CT scans

Part of my work involves understanding how Massospondylus skeletons, especially their skulls, change as they grow up. This is important because if scientists don't know what a species' skull looked like at different ages, they might not be able to accurately ascertain what species existed in a particular place and time.

For instance, a palaeontologist might find two dinosaur skeletons, one big and one small, and assume these belonged to two different species. That would increase the diversity of the past ecology that's being reconstructed. However, if the small skeleton is a baby version of the larger one, this changes the picture.

The best way to look at skulls in detail is to scan them with computerised tomography. CT scans work with X-rays, except that instead of one image, they produce a stack of thousands of images. These can be used to digitally reconstruct the fossil bones in three dimensions and look at features that were inside the bones, invisible to the naked eye. Using these scans, I reconstructed a series of Massospondylus skulls, from babies to adults, and described the shape changes. This now allows us to easily identify fossils as being Massospondylus, or not.

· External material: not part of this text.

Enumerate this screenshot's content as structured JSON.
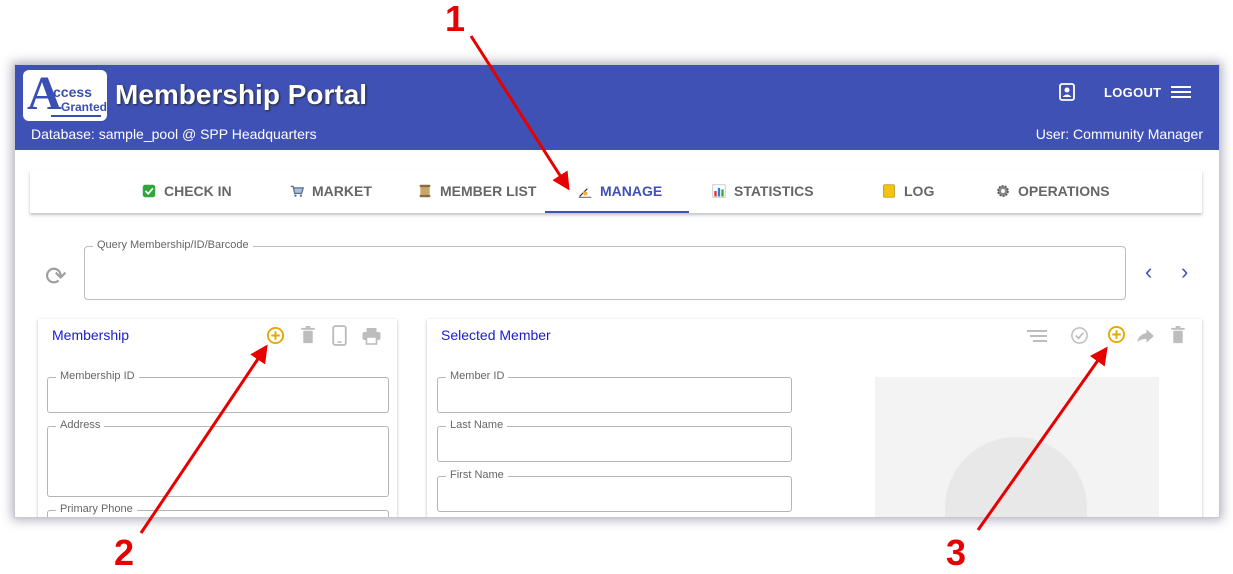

Read more: A fossil hidden in plain sight in South Africa turns out to be a new dinosaur

As a researcher studying how dinosaurs grow, I am interested in the absolute beginning of development: embryos. One of the most famous Massospondylus specimens is a clutch of seven eggs with embryos found in 1976 in South Africa's Free State province. Using high-powered CT scans, I reconstructed the 1cm long skulls of these tiny creatures and compared them to dinosaurs' closest living relatives : chickens, crocodiles, turtles and lizards.

I found that the bones in the Massospondylus embryo skulls developed in the same order as those in animals today. This allowed me to determine that the Massospondylus embryos were only 60% through their incubation period when they were buried. It also means that the skulls of embryos in this group have conserved their developmental sequence for an extraordinary 250 million years of evolution. It's not yet known how far back this pattern goes in evolution but it could potentially appear in very early tetrapods (four-limbed animals). Tetrapods go through a lot of changes in evolution, so having a constant feature is quite significant and indicative that you don't mess with a good thing.

Posture and evolution

These scans can also be used to digitally fill in empty spaces where soft tissues like brains and inner ears once were. Inner ears are made up of canals and a chochlea filled with fluid that help with balance and hearing. The shape and size of these can tell you a lot about an animal's behaviour. This, in turn, can help us look at posture – did it change during growth, or during evolution – as well as whether creatures had specialised behaviours like burrowing, swimming, flying or extraordinary hearing.

Since the eggs' discovery in 1976, it was believed that Massospondylus babies hatched on four legs and that, as they grew, they shifted to walk only on their back legs. This has implications for the evolution of posture in dinosaurs. However, my colleagues and I found that the inner ears of Massospondylus do not show any indications of this shift.

Another way to determine posture in animals is to look at how thick their arm bones (humeri) are compared to their leg bones (femora). Animals that walk on two legs have thicker femora, where they carry all their weight; animals that walk on four legs, meanwhile, distribute their weight evenly, making their humeri almost as thick as their femora. Massospondylus bones show that both babies and adults have thicker femora, and that they probably walked on two legs their entire lives.

More to learn

Although Massospondylus is teaching scientists a lot about early dinosaur evolution and growth, there is still a lot to learn about it. This includes learning more about the structure of its eggs, how long their incubation period was, or how the rest of the skeleton changed during growth.

Kimberley E.J. Chapelle received funding from the DSI/NRF Center of Excellence in Paleosciences, the Palaeontological Scientific Trust, and the Kalbfleish Fellowship through the Richard Gilder Graduate School of the American Museum of Natural History

By Kimberley E.J. Chapelle, Postdoctoral Fellow, Division of Palaeontology, American Museum of Natural History